Eltanolone

Allopregnanolone
Identifiers
CAS number 516-54-1 N
PubChem 262961
ChemSpider 17216124 YesY
Jmol-3D images Image 1
Properties
Molecular formula C21H34O2
Molar mass 318.49 g/mol
 N (verify) (what is: YesY/N?)
Except where noted otherwise, data are given for materials in their standard state (at 25 °C, 100 kPa)
Infobox references
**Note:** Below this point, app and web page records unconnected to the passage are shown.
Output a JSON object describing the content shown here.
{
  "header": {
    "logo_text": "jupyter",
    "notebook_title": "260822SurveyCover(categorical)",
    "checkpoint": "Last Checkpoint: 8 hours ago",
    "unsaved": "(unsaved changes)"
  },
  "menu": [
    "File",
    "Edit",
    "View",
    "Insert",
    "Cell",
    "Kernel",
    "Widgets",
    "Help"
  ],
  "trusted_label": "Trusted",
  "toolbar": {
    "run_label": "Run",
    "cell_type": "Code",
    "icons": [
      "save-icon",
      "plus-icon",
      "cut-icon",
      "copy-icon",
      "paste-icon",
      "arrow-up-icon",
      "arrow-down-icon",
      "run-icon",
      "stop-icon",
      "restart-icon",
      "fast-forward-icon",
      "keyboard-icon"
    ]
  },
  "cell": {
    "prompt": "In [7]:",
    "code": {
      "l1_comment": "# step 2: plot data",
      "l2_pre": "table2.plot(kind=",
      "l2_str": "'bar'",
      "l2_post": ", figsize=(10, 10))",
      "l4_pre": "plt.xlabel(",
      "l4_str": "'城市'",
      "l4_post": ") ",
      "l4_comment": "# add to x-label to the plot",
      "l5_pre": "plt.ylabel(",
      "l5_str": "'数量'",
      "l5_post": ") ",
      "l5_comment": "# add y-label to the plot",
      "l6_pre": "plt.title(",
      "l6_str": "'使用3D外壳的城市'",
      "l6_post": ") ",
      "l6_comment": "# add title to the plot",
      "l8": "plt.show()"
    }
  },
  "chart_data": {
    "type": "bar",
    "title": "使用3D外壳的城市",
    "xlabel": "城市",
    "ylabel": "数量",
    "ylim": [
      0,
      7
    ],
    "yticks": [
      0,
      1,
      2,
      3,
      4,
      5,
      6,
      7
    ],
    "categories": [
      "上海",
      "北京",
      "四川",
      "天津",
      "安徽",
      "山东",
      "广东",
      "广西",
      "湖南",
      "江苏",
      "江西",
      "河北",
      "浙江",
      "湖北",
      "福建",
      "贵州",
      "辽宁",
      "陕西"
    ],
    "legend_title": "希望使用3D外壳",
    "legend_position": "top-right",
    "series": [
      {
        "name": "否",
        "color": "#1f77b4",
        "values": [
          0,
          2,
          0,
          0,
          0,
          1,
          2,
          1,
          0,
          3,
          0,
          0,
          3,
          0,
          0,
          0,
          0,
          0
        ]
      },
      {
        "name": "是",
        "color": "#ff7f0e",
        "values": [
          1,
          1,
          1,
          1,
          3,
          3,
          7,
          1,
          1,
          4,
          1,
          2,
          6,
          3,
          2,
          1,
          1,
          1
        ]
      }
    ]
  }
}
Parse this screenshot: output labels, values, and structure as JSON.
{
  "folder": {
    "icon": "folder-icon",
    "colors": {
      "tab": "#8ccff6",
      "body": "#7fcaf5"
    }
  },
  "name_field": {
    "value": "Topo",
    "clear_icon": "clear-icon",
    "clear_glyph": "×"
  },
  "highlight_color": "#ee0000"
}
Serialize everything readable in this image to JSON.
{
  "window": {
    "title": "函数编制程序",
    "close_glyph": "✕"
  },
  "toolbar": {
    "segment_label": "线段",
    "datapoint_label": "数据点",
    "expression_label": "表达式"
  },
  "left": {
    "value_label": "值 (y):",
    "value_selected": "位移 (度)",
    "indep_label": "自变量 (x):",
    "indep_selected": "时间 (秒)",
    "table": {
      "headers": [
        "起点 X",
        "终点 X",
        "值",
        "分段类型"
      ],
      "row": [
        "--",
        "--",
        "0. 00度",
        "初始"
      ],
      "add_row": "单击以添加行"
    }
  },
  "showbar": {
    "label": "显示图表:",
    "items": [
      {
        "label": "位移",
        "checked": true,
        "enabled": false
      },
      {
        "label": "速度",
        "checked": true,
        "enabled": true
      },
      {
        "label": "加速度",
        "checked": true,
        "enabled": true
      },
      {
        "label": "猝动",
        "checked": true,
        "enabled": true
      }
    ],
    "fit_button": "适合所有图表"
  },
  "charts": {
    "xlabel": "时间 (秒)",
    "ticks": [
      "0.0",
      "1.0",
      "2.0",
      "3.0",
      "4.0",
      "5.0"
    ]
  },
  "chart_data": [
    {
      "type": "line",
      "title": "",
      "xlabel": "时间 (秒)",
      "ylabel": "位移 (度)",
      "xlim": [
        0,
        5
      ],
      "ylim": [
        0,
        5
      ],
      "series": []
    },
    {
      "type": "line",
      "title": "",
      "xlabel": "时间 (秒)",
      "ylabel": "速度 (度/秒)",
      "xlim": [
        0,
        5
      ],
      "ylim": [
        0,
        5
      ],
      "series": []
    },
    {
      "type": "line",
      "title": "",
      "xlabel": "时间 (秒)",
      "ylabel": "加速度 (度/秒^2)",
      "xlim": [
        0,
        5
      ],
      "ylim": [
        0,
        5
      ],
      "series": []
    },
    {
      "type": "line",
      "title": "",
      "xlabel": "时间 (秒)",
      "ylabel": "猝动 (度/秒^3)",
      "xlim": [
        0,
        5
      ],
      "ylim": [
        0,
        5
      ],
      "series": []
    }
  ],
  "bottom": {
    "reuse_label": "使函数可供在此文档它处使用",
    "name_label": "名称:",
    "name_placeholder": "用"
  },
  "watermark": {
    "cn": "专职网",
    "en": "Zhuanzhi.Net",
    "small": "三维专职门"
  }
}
Allopregnanolone (3α-hydroxy-5α-pregnan-20-one or 3α,5α-tetrahydroprogesterone; also abbreviated as THP or THPROG) is a prototypic neurosteroid present in the blood and also the brain. It is a metabolite of progesterone and potent modulator of GABAA receptors. While allopregnanolone, like other GABAA receptor active neuro[1] steroids such as allotetrahydrodeoxycorticosterone (3α,21-dihydroxy-5α-pregnan-20-one; THDOC), positively modulates all GABAA receptor isoforms, those isoforms containing δ-subunits exhibit greater magnitude potentiation. Allopregnanolone has pharmacological properties similar to other positive modulators of GABAA receptors, including anxiolytic and anticonvulsant activity.[2]

The biosynthesis of allopregnanolone starts with the converting of progesterone into 5α-dihydroprogesterone by 5α-reductase type I. After that, 3α-hydroxysteroid oxidoreductase isoenzymes (also referred to as 3α-hydroxysteroid dehydrogenase) converts this intermediate into allopregnanolone. Anxiety and depression are common side effects of 5α-reductase inhibitors such as finasteride and dutasteride, and they are believed to be caused, in part, by the prevention of the endogenous production of allopregnanolone.

The 5β-epimer of this compound (pregnanolone; 3α-hydroxy-5β-pregnan-20-one) has similar properties to allopregnanolone, and the 3β-methyl analogue, ganaxolone, is under development to treat epilepsy and other conditions.

Allopregnanolone may serve as an endogenous anticonvulsant and play a role in catamenial epilepsy.[3]

Allopregnanolone aids neurogenesis and has been found to reverse neuron proliferative deficit and cognitive deficits in mouse model of Alzheimer's disease.[4]

See also

Notes

Additional references

This article was sourced from Creative Commons Attribution-ShareAlike License; additional terms may apply. World Heritage Encyclopedia content is assembled from numerous content providers, Open Access Publishing, and in compliance with The Fair Access to Science and Technology Research Act (FASTR), Wikimedia Foundation, Inc., Public Library of Science, The Encyclopedia of Life, Open Book Publishers (OBP), PubMed, U.S. National Library of Medicine, National Center for Biotechnology Information, U.S. National Library of Medicine, National Institutes of Health (NIH), U.S. Department of Health & Human Services, and USA.gov, which sources content from all federal, state, local, tribal, and territorial government publication portals (.gov, .mil, .edu). Funding for USA.gov and content contributors is made possible from the U.S. Congress, E-Government Act of 2002.
 
Crowd sourced content that is contributed to World Heritage Encyclopedia is peer reviewed and edited by our editorial staff to ensure quality scholarly research articles.
 
By using this site, you agree to the Terms of Use and Privacy Policy. World Heritage Encyclopedia™ is a registered trademark of the World Public Library Association, a non-profit organization.